(Your goal):
Reproduce every record exactly.

(Excerpts from an interface dataset)

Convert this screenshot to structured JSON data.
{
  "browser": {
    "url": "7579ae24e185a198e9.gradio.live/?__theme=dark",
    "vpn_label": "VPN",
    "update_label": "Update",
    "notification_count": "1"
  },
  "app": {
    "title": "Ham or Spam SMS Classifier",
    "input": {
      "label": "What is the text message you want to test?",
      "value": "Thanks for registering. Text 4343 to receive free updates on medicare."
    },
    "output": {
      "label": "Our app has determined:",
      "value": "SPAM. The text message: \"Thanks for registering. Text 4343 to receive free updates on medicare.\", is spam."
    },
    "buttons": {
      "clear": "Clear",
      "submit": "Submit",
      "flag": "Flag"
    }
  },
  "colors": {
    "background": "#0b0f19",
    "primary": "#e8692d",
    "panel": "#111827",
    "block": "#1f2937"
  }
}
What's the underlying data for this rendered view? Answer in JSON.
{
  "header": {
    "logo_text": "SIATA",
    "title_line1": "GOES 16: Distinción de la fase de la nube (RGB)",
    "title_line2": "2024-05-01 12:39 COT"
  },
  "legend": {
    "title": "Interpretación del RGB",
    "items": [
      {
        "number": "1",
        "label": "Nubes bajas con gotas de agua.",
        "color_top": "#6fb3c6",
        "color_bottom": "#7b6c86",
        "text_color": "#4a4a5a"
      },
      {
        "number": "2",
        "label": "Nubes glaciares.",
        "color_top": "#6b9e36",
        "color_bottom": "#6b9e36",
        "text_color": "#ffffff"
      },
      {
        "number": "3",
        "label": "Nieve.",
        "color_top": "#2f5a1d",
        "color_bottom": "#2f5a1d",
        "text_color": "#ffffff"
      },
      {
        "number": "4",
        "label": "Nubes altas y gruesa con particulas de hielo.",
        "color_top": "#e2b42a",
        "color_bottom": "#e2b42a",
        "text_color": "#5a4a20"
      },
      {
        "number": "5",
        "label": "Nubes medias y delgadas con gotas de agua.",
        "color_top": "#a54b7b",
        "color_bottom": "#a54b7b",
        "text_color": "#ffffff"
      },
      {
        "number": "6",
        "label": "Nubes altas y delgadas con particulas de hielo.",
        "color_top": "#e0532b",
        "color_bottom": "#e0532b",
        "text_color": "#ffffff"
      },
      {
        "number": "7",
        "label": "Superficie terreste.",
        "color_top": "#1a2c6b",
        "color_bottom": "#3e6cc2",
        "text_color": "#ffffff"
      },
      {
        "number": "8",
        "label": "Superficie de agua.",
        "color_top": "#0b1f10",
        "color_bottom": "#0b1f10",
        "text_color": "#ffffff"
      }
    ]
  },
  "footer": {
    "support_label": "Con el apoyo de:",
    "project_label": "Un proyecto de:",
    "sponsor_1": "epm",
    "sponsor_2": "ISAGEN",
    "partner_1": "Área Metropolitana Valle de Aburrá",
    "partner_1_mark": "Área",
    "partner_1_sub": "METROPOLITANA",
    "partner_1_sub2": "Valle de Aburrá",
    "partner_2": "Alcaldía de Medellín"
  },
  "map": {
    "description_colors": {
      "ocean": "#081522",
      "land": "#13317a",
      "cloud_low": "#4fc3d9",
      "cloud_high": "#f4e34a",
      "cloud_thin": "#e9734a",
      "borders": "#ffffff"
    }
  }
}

(Exercise response):
Convert this screenshot to structured JSON data.
{
  "browser": {
    "url": "7579ae24e185a198e9.gradio.live/?__theme=dark",
    "vpn_label": "VPN",
    "update_label": "Update",
    "notification_count": "1"
  },
  "app": {
    "title": "Ham or Spam SMS Classifier",
    "input": {
      "label": "What is the text message you want to test?",
      "value": "Thanks for registering. Text 4343 to receive free updates on medicare."
    },
    "output": {
      "label": "Our app has determined:",
      "value": "SPAM. The text message: \"Thanks for registering. Text 4343 to receive free updates on medicare.\", is spam."
    },
    "buttons": {
      "clear": "Clear",
      "submit": "Submit",
      "flag": "Flag"
    }
  },
  "colors": {
    "background": "#0b0f19",
    "primary": "#e8692d",
    "panel": "#111827",
    "block": "#1f2937"
  }
}
What's the underlying data for this rendered view? Answer in JSON.
{
  "header": {
    "logo_text": "SIATA",
    "title_line1": "GOES 16: Distinción de la fase de la nube (RGB)",
    "title_line2": "2024-05-01 12:39 COT"
  },
  "legend": {
    "title": "Interpretación del RGB",
    "items": [
      {
        "number": "1",
        "label": "Nubes bajas con gotas de agua.",
        "color_top": "#6fb3c6",
        "color_bottom": "#7b6c86",
        "text_color": "#4a4a5a"
      },
      {
        "number": "2",
        "label": "Nubes glaciares.",
        "color_top": "#6b9e36",
        "color_bottom": "#6b9e36",
        "text_color": "#ffffff"
      },
      {
        "number": "3",
        "label": "Nieve.",
        "color_top": "#2f5a1d",
        "color_bottom": "#2f5a1d",
        "text_color": "#ffffff"
      },
      {
        "number": "4",
        "label": "Nubes altas y gruesa con particulas de hielo.",
        "color_top": "#e2b42a",
        "color_bottom": "#e2b42a",
        "text_color": "#5a4a20"
      },
      {
        "number": "5",
        "label": "Nubes medias y delgadas con gotas de agua.",
        "color_top": "#a54b7b",
        "color_bottom": "#a54b7b",
        "text_color": "#ffffff"
      },
      {
        "number": "6",
        "label": "Nubes altas y delgadas con particulas de hielo.",
        "color_top": "#e0532b",
        "color_bottom": "#e0532b",
        "text_color": "#ffffff"
      },
      {
        "number": "7",
        "label": "Superficie terreste.",
        "color_top": "#1a2c6b",
        "color_bottom": "#3e6cc2",
        "text_color": "#ffffff"
      },
      {
        "number": "8",
        "label": "Superficie de agua.",
        "color_top": "#0b1f10",
        "color_bottom": "#0b1f10",
        "text_color": "#ffffff"
      }
    ]
  },
  "footer": {
    "support_label": "Con el apoyo de:",
    "project_label": "Un proyecto de:",
    "sponsor_1": "epm",
    "sponsor_2": "ISAGEN",
    "partner_1": "Área Metropolitana Valle de Aburrá",
    "partner_1_mark": "Área",
    "partner_1_sub": "METROPOLITANA",
    "partner_1_sub2": "Valle de Aburrá",
    "partner_2": "Alcaldía de Medellín"
  },
  "map": {
    "description_colors": {
      "ocean": "#081522",
      "land": "#13317a",
      "cloud_low": "#4fc3d9",
      "cloud_high": "#f4e34a",
      "cloud_thin": "#e9734a",
      "borders": "#ffffff"
    }
  }
}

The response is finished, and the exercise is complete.